Clarity arrived in the form of Charles Graham. Working with Curtis Bonk, he provided a working definition for blended learning systems, describing it as “the convergence of traditional face-to-face learning environments and digital learning”. This soon became the holy grail of corporate learning. Learn more
– 2007 – Online face-to-face
In 2007, the pace of change accelerated. Huge developments in video chat, collaboration tools, and internet speeds meant learners could access content and trainers with the click of a button.
This innovation fueled the race to blend deployment methods, but also led to mistakes.
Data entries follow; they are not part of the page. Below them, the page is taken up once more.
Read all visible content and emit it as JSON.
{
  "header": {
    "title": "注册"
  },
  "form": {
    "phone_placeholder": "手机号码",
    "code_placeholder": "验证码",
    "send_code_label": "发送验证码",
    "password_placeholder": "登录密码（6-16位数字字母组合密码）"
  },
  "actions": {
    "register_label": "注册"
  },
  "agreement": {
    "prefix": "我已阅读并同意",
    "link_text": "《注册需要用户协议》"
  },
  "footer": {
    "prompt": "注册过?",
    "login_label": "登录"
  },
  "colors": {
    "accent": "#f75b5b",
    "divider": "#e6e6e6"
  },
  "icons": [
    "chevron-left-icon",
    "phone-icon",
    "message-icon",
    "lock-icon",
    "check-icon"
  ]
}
Many organizations treated virtual classrooms like traditional classrooms and failed to appreciate the unique qualities of each deployment method. They also bolted deployment methods together, with little consideration for the user. The result was a Frankenstein’s monster. Programs were uneven, quality fluctuated and managers struggled to get a grip on user performance.
– 2020 – Classrooms shut their doors
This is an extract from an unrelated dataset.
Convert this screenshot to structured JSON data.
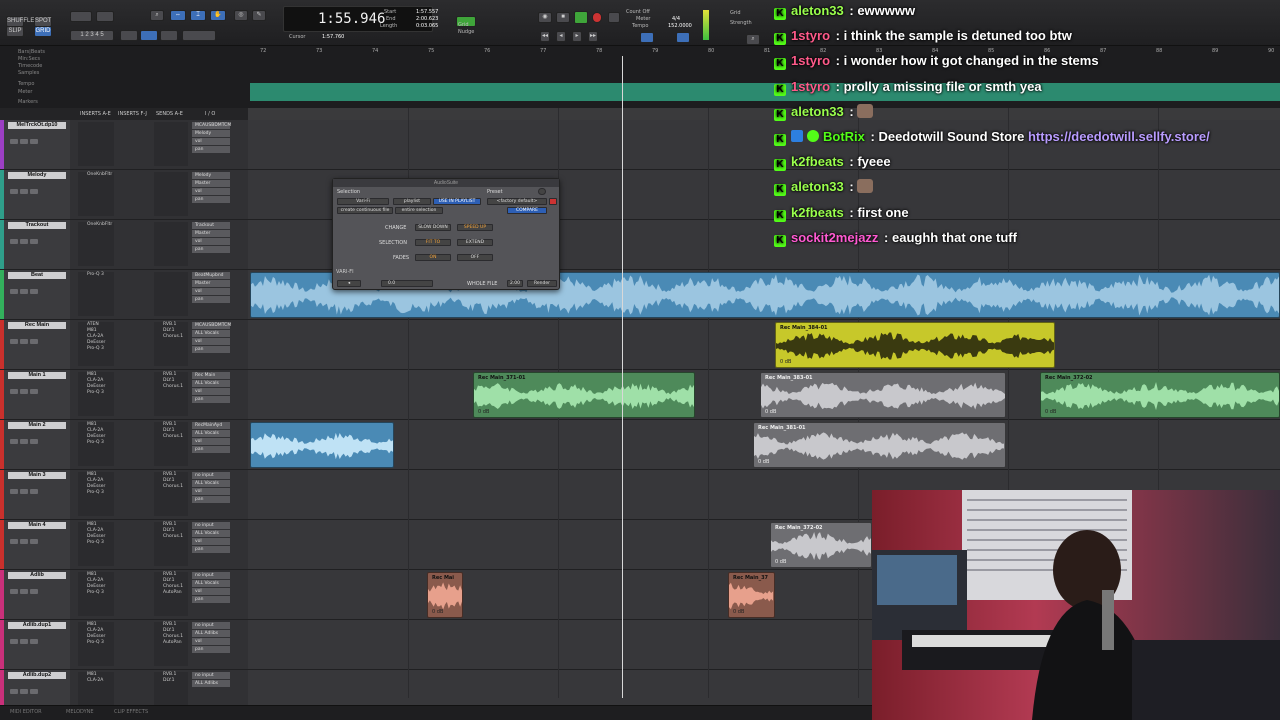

This status quo remained relatively unchanged until last year. The spread of lockdown took classroom training off the table and placed a new emphasis on virtual learning. This, in turn, sparked demand for a truly blended solution. And, of course, the need for measurable and dependable learning remained omnipresent.
So what are the big themes here?
What are the problems that resonate down the years? Here are four we picked up on:
- A lack of, or limited access to, high-quality content and trainers
- Inflexible or inadequate deployment options
- Ignorance of the end user’s needs
- An inability to measure the impact and value of learning
These are the problems we set out to address with Precision Learning.
This is a new learning methodology that ties elearning and trainer-led learning together through an integrated curriculum and a flipped classroom model. It’s based on tested pedagogical principles and is built around the user. Learners have access to a rich library of proven resources and connect with the top 5% of trainer talent in virtual classrooms. Crucially, it’s optimized for speed and delivers measurable, quantifiable results in a matter of weeks.
There are four critical characteristics that set Precision Learning apart. It’s:
- Focused: learning is built around predefined outcomes that are mapped to business goals
- Scientific: learning methodologies are based on established pedagogical principles, industry-leading frameworks and the latest thinking in behavioral science.
- Bionic: training is led by expert-trainers and enhanced by digital technologies and AI-powered software
- Endlessly-improving: programs are honed and optimized on a continuous basis
This is our attempt to write a new chapter in the history of corporate learning and we’re shamelessly proud of it. We may not manage to solve over a hundred years of issues, but we’re confident this is a true breakthrough on several fronts. For the first time, we’re turning the dial on learning impact, without compromising on speed. And we’re giving learning managers the hard data they need to prove the business value of learning.
If you haven’t guessed by now, we’re excited and we hope you are too.
Discover the fundamentals of Precision Learning.
Read our Precision Learning eBook now.